■ **YOUR TASK**:
All records that follow are to be restated exactly.

(Data about app and page elements)
- - - - -

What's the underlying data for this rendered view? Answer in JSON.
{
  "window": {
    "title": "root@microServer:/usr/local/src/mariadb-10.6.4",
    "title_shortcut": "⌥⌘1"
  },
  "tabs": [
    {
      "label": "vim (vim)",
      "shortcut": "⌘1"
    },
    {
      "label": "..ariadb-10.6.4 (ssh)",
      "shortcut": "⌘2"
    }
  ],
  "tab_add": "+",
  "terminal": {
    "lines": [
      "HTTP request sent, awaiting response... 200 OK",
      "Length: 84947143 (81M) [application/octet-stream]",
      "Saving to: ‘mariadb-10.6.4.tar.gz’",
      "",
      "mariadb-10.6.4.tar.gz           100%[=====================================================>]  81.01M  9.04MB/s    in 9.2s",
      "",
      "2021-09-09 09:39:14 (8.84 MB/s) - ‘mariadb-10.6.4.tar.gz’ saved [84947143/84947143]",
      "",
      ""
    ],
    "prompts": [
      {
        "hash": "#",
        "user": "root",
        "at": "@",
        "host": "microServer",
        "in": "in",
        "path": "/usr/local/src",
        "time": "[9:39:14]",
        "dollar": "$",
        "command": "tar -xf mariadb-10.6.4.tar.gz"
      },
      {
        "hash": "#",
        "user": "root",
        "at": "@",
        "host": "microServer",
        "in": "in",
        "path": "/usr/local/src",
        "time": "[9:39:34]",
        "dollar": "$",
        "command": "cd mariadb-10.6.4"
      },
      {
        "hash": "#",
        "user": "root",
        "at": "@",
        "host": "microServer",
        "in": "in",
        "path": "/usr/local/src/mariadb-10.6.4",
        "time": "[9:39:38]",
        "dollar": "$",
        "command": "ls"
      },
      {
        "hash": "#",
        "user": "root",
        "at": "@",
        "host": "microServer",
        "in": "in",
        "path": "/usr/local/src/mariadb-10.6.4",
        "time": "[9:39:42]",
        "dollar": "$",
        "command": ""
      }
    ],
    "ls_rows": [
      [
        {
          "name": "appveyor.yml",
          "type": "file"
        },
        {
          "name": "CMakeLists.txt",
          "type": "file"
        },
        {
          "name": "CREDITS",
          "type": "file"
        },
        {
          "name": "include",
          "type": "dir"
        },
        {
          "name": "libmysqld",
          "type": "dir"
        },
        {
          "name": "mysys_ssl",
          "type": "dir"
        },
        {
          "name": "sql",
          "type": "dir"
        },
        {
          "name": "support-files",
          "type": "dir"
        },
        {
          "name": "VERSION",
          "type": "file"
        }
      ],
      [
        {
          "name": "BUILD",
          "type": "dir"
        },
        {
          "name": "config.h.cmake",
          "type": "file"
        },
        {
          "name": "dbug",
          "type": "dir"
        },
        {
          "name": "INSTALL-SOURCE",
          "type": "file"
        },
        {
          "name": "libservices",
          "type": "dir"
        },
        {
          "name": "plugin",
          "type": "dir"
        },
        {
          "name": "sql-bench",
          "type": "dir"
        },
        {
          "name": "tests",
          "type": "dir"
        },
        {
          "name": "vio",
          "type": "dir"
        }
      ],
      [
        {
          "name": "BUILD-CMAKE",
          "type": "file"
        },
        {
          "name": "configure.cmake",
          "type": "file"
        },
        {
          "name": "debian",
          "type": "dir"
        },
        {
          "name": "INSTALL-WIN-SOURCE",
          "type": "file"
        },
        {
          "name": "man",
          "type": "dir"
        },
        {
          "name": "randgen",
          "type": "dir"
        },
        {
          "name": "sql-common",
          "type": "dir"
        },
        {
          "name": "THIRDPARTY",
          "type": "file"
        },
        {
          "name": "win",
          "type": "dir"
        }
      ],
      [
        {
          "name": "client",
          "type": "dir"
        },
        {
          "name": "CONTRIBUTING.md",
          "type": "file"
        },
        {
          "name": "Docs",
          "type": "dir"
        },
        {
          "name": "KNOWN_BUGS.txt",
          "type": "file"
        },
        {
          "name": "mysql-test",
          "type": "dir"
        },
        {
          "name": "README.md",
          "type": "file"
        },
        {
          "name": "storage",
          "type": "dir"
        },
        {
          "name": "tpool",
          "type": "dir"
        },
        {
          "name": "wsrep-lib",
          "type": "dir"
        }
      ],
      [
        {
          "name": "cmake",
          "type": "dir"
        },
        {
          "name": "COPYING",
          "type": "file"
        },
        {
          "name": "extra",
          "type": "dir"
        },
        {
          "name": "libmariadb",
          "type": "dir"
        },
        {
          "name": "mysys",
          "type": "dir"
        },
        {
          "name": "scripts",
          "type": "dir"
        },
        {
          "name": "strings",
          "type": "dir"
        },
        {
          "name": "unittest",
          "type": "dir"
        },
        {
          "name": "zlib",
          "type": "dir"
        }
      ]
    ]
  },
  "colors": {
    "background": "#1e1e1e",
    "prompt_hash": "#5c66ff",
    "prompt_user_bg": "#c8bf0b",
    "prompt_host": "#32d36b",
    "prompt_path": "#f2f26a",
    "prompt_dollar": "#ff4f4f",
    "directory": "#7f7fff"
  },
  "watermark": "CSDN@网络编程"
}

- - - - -

■ **SOLUTION TO THE PROBLEM**:
What's the underlying data for this rendered view? Answer in JSON.
{
  "window": {
    "title": "root@microServer:/usr/local/src/mariadb-10.6.4",
    "title_shortcut": "⌥⌘1"
  },
  "tabs": [
    {
      "label": "vim (vim)",
      "shortcut": "⌘1"
    },
    {
      "label": "..ariadb-10.6.4 (ssh)",
      "shortcut": "⌘2"
    }
  ],
  "tab_add": "+",
  "terminal": {
    "lines": [
      "HTTP request sent, awaiting response... 200 OK",
      "Length: 84947143 (81M) [application/octet-stream]",
      "Saving to: ‘mariadb-10.6.4.tar.gz’",
      "",
      "mariadb-10.6.4.tar.gz           100%[=====================================================>]  81.01M  9.04MB/s    in 9.2s",
      "",
      "2021-09-09 09:39:14 (8.84 MB/s) - ‘mariadb-10.6.4.tar.gz’ saved [84947143/84947143]",
      "",
      ""
    ],
    "prompts": [
      {
        "hash": "#",
        "user": "root",
        "at": "@",
        "host": "microServer",
        "in": "in",
        "path": "/usr/local/src",
        "time": "[9:39:14]",
        "dollar": "$",
        "command": "tar -xf mariadb-10.6.4.tar.gz"
      },
      {
        "hash": "#",
        "user": "root",
        "at": "@",
        "host": "microServer",
        "in": "in",
        "path": "/usr/local/src",
        "time": "[9:39:34]",
        "dollar": "$",
        "command": "cd mariadb-10.6.4"
      },
      {
        "hash": "#",
        "user": "root",
        "at": "@",
        "host": "microServer",
        "in": "in",
        "path": "/usr/local/src/mariadb-10.6.4",
        "time": "[9:39:38]",
        "dollar": "$",
        "command": "ls"
      },
      {
        "hash": "#",
        "user": "root",
        "at": "@",
        "host": "microServer",
        "in": "in",
        "path": "/usr/local/src/mariadb-10.6.4",
        "time": "[9:39:42]",
        "dollar": "$",
        "command": ""
      }
    ],
    "ls_rows": [
      [
        {
          "name": "appveyor.yml",
          "type": "file"
        },
        {
          "name": "CMakeLists.txt",
          "type": "file"
        },
        {
          "name": "CREDITS",
          "type": "file"
        },
        {
          "name": "include",
          "type": "dir"
        },
        {
          "name": "libmysqld",
          "type": "dir"
        },
        {
          "name": "mysys_ssl",
          "type": "dir"
        },
        {
          "name": "sql",
          "type": "dir"
        },
        {
          "name": "support-files",
          "type": "dir"
        },
        {
          "name": "VERSION",
          "type": "file"
        }
      ],
      [
        {
          "name": "BUILD",
          "type": "dir"
        },
        {
          "name": "config.h.cmake",
          "type": "file"
        },
        {
          "name": "dbug",
          "type": "dir"
        },
        {
          "name": "INSTALL-SOURCE",
          "type": "file"
        },
        {
          "name": "libservices",
          "type": "dir"
        },
        {
          "name": "plugin",
          "type": "dir"
        },
        {
          "name": "sql-bench",
          "type": "dir"
        },
        {
          "name": "tests",
          "type": "dir"
        },
        {
          "name": "vio",
          "type": "dir"
        }
      ],
      [
        {
          "name": "BUILD-CMAKE",
          "type": "file"
        },
        {
          "name": "configure.cmake",
          "type": "file"
        },
        {
          "name": "debian",
          "type": "dir"
        },
        {
          "name": "INSTALL-WIN-SOURCE",
          "type": "file"
        },
        {
          "name": "man",
          "type": "dir"
        },
        {
          "name": "randgen",
          "type": "dir"
        },
        {
          "name": "sql-common",
          "type": "dir"
        },
        {
          "name": "THIRDPARTY",
          "type": "file"
        },
        {
          "name": "win",
          "type": "dir"
        }
      ],
      [
        {
          "name": "client",
          "type": "dir"
        },
        {
          "name": "CONTRIBUTING.md",
          "type": "file"
        },
        {
          "name": "Docs",
          "type": "dir"
        },
        {
          "name": "KNOWN_BUGS.txt",
          "type": "file"
        },
        {
          "name": "mysql-test",
          "type": "dir"
        },
        {
          "name": "README.md",
          "type": "file"
        },
        {
          "name": "storage",
          "type": "dir"
        },
        {
          "name": "tpool",
          "type": "dir"
        },
        {
          "name": "wsrep-lib",
          "type": "dir"
        }
      ],
      [
        {
          "name": "cmake",
          "type": "dir"
        },
        {
          "name": "COPYING",
          "type": "file"
        },
        {
          "name": "extra",
          "type": "dir"
        },
        {
          "name": "libmariadb",
          "type": "dir"
        },
        {
          "name": "mysys",
          "type": "dir"
        },
        {
          "name": "scripts",
          "type": "dir"
        },
        {
          "name": "strings",
          "type": "dir"
        },
        {
          "name": "unittest",
          "type": "dir"
        },
        {
          "name": "zlib",
          "type": "dir"
        }
      ]
    ]
  },
  "colors": {
    "background": "#1e1e1e",
    "prompt_hash": "#5c66ff",
    "prompt_user_bg": "#c8bf0b",
    "prompt_host": "#32d36b",
    "prompt_path": "#f2f26a",
    "prompt_dollar": "#ff4f4f",
    "directory": "#7f7fff"
  },
  "watermark": "CSDN@网络编程"
}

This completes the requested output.